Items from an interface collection
++++

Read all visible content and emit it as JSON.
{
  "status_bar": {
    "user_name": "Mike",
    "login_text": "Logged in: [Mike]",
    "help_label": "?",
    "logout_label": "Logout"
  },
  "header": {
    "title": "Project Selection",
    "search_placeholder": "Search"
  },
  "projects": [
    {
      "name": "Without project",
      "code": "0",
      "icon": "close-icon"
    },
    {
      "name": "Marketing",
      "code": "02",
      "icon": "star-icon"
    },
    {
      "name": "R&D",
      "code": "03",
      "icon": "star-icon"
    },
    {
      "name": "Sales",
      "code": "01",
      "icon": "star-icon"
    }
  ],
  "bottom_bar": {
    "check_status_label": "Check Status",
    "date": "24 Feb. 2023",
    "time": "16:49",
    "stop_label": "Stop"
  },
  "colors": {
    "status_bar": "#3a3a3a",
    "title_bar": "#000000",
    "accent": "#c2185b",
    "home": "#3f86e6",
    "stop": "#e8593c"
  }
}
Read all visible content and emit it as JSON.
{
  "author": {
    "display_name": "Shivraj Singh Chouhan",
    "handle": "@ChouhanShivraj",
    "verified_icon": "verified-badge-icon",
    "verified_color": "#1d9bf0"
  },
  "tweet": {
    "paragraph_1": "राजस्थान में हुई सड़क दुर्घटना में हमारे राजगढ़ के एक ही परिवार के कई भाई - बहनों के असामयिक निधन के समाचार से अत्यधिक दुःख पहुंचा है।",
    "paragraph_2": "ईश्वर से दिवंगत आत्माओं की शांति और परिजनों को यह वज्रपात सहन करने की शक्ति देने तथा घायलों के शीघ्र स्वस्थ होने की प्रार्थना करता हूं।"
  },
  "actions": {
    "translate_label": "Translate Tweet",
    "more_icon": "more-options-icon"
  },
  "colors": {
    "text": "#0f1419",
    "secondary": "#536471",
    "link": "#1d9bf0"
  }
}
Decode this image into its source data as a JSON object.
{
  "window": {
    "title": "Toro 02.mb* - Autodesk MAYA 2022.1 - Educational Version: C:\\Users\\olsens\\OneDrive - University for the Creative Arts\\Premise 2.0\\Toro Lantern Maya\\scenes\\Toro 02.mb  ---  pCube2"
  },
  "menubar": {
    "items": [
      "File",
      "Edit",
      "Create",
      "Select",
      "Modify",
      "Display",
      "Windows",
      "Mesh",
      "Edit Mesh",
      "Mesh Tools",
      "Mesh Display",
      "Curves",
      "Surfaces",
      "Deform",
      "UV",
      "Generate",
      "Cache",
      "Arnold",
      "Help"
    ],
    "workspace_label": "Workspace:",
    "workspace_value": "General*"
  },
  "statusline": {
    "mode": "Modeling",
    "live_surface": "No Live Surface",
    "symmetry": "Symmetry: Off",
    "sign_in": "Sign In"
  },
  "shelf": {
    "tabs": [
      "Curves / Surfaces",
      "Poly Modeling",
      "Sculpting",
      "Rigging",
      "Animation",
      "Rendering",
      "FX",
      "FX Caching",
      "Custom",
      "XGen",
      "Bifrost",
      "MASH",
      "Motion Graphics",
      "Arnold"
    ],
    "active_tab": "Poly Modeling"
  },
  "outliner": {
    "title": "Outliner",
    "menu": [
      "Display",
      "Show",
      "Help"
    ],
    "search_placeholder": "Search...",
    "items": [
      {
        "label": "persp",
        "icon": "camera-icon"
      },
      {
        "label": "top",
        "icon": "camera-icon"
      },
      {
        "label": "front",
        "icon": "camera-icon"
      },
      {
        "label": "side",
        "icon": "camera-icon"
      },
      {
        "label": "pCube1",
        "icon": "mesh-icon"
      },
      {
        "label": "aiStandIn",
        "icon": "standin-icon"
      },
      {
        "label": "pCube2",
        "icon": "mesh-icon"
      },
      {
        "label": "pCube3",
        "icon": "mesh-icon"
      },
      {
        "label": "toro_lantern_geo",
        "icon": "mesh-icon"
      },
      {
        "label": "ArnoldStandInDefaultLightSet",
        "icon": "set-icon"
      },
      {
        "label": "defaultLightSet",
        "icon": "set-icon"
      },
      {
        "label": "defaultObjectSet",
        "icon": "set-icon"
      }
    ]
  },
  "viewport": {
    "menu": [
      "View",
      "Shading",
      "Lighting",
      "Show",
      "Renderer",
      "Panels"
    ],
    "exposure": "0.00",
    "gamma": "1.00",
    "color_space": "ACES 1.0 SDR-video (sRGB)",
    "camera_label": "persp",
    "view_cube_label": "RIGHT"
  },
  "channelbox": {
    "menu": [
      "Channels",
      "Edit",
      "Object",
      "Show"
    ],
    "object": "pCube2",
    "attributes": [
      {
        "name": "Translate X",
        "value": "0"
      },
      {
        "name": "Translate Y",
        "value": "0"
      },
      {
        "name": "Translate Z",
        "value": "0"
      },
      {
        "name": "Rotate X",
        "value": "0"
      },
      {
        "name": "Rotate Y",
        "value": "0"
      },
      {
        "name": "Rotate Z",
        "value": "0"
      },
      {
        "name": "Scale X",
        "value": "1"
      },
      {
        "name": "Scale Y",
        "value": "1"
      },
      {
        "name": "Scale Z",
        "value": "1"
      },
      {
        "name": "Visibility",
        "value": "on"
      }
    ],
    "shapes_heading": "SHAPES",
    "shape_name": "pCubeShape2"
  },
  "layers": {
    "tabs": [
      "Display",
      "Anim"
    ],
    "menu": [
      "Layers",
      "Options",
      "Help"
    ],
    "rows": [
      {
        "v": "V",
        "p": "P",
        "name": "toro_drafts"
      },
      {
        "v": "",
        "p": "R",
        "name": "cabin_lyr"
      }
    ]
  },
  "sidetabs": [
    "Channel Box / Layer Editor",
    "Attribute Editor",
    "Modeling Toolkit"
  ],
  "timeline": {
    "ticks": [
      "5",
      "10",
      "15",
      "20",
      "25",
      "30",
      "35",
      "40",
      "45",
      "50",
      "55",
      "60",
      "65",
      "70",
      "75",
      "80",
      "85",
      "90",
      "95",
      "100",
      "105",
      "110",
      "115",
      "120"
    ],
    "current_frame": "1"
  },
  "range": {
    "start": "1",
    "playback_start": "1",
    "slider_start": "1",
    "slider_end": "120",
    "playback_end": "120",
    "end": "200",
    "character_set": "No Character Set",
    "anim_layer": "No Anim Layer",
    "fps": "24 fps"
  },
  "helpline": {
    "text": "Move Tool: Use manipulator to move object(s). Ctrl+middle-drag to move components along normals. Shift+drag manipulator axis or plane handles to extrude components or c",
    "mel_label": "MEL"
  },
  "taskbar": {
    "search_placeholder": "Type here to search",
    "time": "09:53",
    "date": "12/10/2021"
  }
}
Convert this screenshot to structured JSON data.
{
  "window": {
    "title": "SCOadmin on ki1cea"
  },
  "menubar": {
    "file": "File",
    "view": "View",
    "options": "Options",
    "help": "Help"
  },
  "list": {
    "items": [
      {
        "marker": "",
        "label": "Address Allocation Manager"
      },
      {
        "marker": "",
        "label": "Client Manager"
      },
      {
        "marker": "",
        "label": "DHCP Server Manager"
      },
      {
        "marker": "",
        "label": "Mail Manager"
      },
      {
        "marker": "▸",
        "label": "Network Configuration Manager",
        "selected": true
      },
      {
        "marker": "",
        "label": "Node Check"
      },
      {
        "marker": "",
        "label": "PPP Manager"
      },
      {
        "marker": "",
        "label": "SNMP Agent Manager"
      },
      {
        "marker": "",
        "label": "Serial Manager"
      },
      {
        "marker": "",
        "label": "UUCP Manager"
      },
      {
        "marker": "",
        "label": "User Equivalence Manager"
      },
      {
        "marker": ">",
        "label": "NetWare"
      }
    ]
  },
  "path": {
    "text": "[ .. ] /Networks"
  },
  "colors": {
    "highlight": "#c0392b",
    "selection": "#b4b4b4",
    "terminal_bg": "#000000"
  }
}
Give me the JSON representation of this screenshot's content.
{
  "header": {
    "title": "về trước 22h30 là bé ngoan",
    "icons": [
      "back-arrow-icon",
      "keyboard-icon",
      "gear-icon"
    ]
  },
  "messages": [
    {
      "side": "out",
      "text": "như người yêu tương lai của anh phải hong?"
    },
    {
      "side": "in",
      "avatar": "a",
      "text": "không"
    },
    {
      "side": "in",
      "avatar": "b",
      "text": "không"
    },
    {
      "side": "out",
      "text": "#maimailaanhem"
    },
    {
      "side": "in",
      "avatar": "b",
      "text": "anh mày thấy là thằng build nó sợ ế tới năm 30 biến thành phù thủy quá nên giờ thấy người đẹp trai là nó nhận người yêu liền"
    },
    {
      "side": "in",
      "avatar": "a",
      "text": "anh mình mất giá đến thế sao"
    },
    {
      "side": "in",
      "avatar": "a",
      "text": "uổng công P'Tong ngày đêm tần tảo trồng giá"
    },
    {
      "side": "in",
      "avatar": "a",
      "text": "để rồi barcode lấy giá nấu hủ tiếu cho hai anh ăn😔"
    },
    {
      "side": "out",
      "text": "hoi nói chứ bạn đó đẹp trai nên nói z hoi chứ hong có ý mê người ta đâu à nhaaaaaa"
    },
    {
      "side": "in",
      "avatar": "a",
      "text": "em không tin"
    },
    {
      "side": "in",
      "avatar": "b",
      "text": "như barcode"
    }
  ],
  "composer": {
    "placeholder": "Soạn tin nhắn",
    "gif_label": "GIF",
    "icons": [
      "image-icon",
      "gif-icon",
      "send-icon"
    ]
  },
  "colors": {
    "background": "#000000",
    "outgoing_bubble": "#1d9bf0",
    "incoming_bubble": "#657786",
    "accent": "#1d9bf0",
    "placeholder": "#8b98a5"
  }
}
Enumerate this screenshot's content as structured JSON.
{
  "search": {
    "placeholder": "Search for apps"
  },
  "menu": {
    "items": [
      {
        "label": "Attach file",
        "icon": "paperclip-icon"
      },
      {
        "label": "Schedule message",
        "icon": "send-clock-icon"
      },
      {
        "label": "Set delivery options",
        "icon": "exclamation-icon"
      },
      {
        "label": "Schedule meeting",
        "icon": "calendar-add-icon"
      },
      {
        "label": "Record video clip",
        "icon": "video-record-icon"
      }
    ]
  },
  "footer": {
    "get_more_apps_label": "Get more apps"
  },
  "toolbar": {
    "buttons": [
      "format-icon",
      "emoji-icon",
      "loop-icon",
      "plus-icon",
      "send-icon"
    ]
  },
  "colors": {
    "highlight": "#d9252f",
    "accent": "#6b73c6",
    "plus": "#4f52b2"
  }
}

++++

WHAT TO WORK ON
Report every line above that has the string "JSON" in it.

WRITTEN SOLUTION
Read all visible content and emit it as JSON.
Read all visible content and emit it as JSON.
Decode this image into its source data as a JSON object.
Convert this screenshot to structured JSON data.
Give me the JSON representation of this screenshot's content.
Enumerate this screenshot's content as structured JSON.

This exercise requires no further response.